[Items from an interface collection]
↓

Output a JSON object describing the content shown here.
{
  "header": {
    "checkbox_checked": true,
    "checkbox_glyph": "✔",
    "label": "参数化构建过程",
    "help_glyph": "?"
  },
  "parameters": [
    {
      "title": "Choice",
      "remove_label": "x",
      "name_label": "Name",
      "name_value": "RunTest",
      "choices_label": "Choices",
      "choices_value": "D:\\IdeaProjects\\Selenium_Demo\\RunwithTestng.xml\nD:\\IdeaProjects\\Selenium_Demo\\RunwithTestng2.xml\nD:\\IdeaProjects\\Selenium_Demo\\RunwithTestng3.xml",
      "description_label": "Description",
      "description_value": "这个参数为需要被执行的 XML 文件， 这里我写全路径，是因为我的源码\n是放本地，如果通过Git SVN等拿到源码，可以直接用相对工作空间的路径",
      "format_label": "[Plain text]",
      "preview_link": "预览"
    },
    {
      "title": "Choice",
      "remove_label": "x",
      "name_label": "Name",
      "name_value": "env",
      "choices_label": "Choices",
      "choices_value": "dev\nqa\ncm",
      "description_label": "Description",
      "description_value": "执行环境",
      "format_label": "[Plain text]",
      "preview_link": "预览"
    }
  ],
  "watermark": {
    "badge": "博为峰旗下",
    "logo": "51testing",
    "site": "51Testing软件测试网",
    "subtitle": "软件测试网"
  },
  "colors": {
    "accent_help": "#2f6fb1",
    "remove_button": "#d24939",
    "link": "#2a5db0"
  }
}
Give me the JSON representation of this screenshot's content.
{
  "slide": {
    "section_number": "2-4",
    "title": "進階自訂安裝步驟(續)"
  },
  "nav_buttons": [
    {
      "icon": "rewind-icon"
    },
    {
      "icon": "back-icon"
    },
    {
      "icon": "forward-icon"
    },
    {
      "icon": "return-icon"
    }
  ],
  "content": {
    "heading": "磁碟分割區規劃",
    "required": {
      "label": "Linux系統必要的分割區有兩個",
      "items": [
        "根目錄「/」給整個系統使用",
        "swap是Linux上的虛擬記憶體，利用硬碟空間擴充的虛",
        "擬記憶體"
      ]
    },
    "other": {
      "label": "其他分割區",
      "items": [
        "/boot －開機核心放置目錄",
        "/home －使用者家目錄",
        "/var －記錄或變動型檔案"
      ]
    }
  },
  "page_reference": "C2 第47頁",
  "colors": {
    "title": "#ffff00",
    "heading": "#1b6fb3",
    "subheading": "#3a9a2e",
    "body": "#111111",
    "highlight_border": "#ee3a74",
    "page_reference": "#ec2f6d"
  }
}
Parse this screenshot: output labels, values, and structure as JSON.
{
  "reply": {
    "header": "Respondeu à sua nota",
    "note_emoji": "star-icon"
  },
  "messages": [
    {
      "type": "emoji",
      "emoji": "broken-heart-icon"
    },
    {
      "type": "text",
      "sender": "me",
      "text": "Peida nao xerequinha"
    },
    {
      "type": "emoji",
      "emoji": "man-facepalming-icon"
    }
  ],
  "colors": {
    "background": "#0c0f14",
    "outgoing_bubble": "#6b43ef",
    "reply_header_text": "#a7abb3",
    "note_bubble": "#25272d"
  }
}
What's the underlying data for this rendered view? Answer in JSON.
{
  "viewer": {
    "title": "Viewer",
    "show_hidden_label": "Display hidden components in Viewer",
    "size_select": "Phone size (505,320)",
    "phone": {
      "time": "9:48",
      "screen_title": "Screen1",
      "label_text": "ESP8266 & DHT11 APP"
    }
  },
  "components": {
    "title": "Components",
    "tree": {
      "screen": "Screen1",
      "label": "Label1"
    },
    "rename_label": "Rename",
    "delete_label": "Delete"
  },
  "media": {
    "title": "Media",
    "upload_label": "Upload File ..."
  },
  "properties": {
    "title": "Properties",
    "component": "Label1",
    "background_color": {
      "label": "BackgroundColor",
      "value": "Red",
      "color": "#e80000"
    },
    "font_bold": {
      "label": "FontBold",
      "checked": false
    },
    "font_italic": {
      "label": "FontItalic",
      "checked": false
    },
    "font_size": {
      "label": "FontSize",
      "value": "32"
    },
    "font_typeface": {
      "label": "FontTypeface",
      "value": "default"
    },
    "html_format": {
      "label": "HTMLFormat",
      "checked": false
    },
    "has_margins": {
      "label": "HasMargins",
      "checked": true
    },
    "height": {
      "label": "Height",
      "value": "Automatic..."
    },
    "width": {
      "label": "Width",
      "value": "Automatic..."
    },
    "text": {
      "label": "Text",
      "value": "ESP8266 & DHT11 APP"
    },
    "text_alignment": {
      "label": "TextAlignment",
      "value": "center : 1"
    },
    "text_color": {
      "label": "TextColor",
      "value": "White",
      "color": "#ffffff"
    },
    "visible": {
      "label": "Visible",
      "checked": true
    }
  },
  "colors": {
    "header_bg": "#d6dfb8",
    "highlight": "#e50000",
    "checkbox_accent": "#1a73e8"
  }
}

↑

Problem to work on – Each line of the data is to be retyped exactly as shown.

Written answer –
Output a JSON object describing the content shown here.
{
  "header": {
    "checkbox_checked": true,
    "checkbox_glyph": "✔",
    "label": "参数化构建过程",
    "help_glyph": "?"
  },
  "parameters": [
    {
      "title": "Choice",
      "remove_label": "x",
      "name_label": "Name",
      "name_value": "RunTest",
      "choices_label": "Choices",
      "choices_value": "D:\\IdeaProjects\\Selenium_Demo\\RunwithTestng.xml\nD:\\IdeaProjects\\Selenium_Demo\\RunwithTestng2.xml\nD:\\IdeaProjects\\Selenium_Demo\\RunwithTestng3.xml",
      "description_label": "Description",
      "description_value": "这个参数为需要被执行的 XML 文件， 这里我写全路径，是因为我的源码\n是放本地，如果通过Git SVN等拿到源码，可以直接用相对工作空间的路径",
      "format_label": "[Plain text]",
      "preview_link": "预览"
    },
    {
      "title": "Choice",
      "remove_label": "x",
      "name_label": "Name",
      "name_value": "env",
      "choices_label": "Choices",
      "choices_value": "dev\nqa\ncm",
      "description_label": "Description",
      "description_value": "执行环境",
      "format_label": "[Plain text]",
      "preview_link": "预览"
    }
  ],
  "watermark": {
    "badge": "博为峰旗下",
    "logo": "51testing",
    "site": "51Testing软件测试网",
    "subtitle": "软件测试网"
  },
  "colors": {
    "accent_help": "#2f6fb1",
    "remove_button": "#d24939",
    "link": "#2a5db0"
  }
}
Give me the JSON representation of this screenshot's content.
{
  "slide": {
    "section_number": "2-4",
    "title": "進階自訂安裝步驟(續)"
  },
  "nav_buttons": [
    {
      "icon": "rewind-icon"
    },
    {
      "icon": "back-icon"
    },
    {
      "icon": "forward-icon"
    },
    {
      "icon": "return-icon"
    }
  ],
  "content": {
    "heading": "磁碟分割區規劃",
    "required": {
      "label": "Linux系統必要的分割區有兩個",
      "items": [
        "根目錄「/」給整個系統使用",
        "swap是Linux上的虛擬記憶體，利用硬碟空間擴充的虛",
        "擬記憶體"
      ]
    },
    "other": {
      "label": "其他分割區",
      "items": [
        "/boot －開機核心放置目錄",
        "/home －使用者家目錄",
        "/var －記錄或變動型檔案"
      ]
    }
  },
  "page_reference": "C2 第47頁",
  "colors": {
    "title": "#ffff00",
    "heading": "#1b6fb3",
    "subheading": "#3a9a2e",
    "body": "#111111",
    "highlight_border": "#ee3a74",
    "page_reference": "#ec2f6d"
  }
}
Parse this screenshot: output labels, values, and structure as JSON.
{
  "reply": {
    "header": "Respondeu à sua nota",
    "note_emoji": "star-icon"
  },
  "messages": [
    {
      "type": "emoji",
      "emoji": "broken-heart-icon"
    },
    {
      "type": "text",
      "sender": "me",
      "text": "Peida nao xerequinha"
    },
    {
      "type": "emoji",
      "emoji": "man-facepalming-icon"
    }
  ],
  "colors": {
    "background": "#0c0f14",
    "outgoing_bubble": "#6b43ef",
    "reply_header_text": "#a7abb3",
    "note_bubble": "#25272d"
  }
}
What's the underlying data for this rendered view? Answer in JSON.
{
  "viewer": {
    "title": "Viewer",
    "show_hidden_label": "Display hidden components in Viewer",
    "size_select": "Phone size (505,320)",
    "phone": {
      "time": "9:48",
      "screen_title": "Screen1",
      "label_text": "ESP8266 & DHT11 APP"
    }
  },
  "components": {
    "title": "Components",
    "tree": {
      "screen": "Screen1",
      "label": "Label1"
    },
    "rename_label": "Rename",
    "delete_label": "Delete"
  },
  "media": {
    "title": "Media",
    "upload_label": "Upload File ..."
  },
  "properties": {
    "title": "Properties",
    "component": "Label1",
    "background_color": {
      "label": "BackgroundColor",
      "value": "Red",
      "color": "#e80000"
    },
    "font_bold": {
      "label": "FontBold",
      "checked": false
    },
    "font_italic": {
      "label": "FontItalic",
      "checked": false
    },
    "font_size": {
      "label": "FontSize",
      "value": "32"
    },
    "font_typeface": {
      "label": "FontTypeface",
      "value": "default"
    },
    "html_format": {
      "label": "HTMLFormat",
      "checked": false
    },
    "has_margins": {
      "label": "HasMargins",
      "checked": true
    },
    "height": {
      "label": "Height",
      "value": "Automatic..."
    },
    "width": {
      "label": "Width",
      "value": "Automatic..."
    },
    "text": {
      "label": "Text",
      "value": "ESP8266 & DHT11 APP"
    },
    "text_alignment": {
      "label": "TextAlignment",
      "value": "center : 1"
    },
    "text_color": {
      "label": "TextColor",
      "value": "White",
      "color": "#ffffff"
    },
    "visible": {
      "label": "Visible",
      "checked": true
    }
  },
  "colors": {
    "header_bg": "#d6dfb8",
    "highlight": "#e50000",
    "checkbox_accent": "#1a73e8"
  }
}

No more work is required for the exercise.